(Task item): Look through the records, and whenever a line includes the word "είναι", copy it.

Source data

·····

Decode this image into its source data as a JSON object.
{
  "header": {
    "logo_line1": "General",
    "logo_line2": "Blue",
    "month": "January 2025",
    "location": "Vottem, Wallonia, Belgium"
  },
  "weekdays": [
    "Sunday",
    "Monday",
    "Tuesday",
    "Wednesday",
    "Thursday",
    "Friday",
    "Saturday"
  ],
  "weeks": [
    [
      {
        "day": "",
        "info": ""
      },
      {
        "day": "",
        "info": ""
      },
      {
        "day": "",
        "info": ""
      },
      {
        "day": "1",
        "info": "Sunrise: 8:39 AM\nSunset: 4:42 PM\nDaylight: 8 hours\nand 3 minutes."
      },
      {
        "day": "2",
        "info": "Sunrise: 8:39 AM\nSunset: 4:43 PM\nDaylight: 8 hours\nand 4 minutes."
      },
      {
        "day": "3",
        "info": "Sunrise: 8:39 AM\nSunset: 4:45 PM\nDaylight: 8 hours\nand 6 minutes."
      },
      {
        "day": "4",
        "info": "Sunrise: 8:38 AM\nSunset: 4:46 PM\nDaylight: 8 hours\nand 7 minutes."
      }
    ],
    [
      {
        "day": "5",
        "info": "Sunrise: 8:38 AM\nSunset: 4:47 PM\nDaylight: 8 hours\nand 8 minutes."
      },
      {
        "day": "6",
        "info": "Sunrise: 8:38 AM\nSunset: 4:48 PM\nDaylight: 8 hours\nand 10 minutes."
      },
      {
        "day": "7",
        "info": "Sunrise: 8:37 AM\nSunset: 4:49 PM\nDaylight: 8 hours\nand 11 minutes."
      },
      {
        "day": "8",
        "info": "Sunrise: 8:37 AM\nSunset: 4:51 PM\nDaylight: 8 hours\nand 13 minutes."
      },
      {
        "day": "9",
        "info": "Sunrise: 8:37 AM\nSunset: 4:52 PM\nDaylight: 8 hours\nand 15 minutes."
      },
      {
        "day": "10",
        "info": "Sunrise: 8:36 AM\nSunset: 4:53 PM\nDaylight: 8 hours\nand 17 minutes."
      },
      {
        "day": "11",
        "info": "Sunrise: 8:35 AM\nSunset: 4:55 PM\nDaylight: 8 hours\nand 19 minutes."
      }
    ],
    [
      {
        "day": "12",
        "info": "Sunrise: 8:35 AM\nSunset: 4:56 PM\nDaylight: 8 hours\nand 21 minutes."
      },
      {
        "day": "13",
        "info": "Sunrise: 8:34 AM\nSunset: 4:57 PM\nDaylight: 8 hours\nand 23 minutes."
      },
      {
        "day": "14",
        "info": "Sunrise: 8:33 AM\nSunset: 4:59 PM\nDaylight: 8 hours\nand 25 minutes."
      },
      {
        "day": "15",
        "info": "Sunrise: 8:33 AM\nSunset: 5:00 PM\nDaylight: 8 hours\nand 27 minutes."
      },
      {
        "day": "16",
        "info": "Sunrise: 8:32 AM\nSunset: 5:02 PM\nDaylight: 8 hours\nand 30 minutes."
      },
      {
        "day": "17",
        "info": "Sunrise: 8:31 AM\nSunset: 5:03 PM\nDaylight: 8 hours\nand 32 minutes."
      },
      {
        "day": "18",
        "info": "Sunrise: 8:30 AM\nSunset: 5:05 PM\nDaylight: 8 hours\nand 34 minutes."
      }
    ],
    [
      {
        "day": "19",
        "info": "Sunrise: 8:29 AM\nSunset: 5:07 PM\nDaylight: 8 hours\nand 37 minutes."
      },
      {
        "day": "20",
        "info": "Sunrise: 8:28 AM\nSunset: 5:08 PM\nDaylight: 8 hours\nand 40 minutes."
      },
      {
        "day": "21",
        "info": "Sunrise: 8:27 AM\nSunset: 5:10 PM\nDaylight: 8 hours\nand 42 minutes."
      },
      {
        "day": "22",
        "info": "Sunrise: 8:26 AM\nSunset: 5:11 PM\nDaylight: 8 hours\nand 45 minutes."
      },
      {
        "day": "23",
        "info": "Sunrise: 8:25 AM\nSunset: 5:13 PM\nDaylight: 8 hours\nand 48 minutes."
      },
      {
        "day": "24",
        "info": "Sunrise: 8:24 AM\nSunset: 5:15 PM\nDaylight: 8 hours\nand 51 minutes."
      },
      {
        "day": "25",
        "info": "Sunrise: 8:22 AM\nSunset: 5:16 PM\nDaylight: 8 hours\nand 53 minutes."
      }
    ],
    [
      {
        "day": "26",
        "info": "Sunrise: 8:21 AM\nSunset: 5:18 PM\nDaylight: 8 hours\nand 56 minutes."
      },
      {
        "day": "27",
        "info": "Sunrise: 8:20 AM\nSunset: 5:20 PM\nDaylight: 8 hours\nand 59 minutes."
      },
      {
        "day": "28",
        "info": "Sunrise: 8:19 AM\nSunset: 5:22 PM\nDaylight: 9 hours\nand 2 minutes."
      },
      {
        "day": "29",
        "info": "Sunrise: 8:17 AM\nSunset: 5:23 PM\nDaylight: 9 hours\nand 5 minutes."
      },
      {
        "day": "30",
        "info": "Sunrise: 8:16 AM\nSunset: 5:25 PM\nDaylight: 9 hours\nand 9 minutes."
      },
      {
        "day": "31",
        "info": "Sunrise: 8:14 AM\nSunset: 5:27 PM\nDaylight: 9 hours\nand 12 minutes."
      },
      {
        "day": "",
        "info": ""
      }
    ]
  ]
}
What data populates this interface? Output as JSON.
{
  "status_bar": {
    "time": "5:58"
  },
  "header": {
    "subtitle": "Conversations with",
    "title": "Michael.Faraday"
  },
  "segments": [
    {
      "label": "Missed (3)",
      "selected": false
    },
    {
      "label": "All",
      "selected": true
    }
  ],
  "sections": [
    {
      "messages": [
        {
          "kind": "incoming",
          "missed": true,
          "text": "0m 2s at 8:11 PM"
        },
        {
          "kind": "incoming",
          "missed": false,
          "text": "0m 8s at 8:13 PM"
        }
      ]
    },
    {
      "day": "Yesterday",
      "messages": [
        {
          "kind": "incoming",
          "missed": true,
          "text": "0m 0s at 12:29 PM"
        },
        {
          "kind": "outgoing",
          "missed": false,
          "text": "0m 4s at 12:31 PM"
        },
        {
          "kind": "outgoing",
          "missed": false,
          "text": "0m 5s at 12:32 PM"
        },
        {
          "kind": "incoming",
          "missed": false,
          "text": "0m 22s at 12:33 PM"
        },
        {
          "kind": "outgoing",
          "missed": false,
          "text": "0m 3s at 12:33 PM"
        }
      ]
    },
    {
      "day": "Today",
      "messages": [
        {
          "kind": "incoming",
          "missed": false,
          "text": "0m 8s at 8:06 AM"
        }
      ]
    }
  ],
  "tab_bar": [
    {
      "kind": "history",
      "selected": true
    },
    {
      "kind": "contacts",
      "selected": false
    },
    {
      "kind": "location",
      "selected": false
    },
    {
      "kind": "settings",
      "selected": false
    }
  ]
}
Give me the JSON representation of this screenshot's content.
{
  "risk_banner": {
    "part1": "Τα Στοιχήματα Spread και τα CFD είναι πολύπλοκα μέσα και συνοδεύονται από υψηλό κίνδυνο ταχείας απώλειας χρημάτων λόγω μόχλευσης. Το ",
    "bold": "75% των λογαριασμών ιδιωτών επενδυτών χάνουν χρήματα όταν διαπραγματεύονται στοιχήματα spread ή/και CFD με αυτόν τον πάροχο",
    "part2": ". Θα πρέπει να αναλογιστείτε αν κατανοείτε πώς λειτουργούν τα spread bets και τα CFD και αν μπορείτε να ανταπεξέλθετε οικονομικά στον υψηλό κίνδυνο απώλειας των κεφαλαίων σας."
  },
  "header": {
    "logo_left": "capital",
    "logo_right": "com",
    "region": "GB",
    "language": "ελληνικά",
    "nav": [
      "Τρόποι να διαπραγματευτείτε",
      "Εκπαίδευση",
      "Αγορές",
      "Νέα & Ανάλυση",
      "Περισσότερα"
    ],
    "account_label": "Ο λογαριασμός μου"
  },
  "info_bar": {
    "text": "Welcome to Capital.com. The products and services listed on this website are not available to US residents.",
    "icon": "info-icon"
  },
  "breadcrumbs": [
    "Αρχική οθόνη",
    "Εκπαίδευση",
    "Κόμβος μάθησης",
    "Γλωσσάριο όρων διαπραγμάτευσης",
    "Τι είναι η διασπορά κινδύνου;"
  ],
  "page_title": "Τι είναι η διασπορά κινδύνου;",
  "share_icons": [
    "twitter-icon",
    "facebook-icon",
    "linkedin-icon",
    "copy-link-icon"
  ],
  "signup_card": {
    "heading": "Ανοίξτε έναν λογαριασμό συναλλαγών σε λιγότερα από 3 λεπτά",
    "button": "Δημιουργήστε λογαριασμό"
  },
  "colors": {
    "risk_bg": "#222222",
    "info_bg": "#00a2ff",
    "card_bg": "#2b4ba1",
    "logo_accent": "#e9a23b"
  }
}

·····

(Worked solution):
    "part1": "Τα Στοιχήματα Spread και τα CFD είναι πολύπλοκα μέσα και συνοδεύονται από υψηλό κίνδυνο ταχείας απώλειας χρημάτων λόγω μόχλευσης. Το ",
    "Τι είναι η διασπορά κινδύνου;"
  "page_title": "Τι είναι η διασπορά κινδύνου;",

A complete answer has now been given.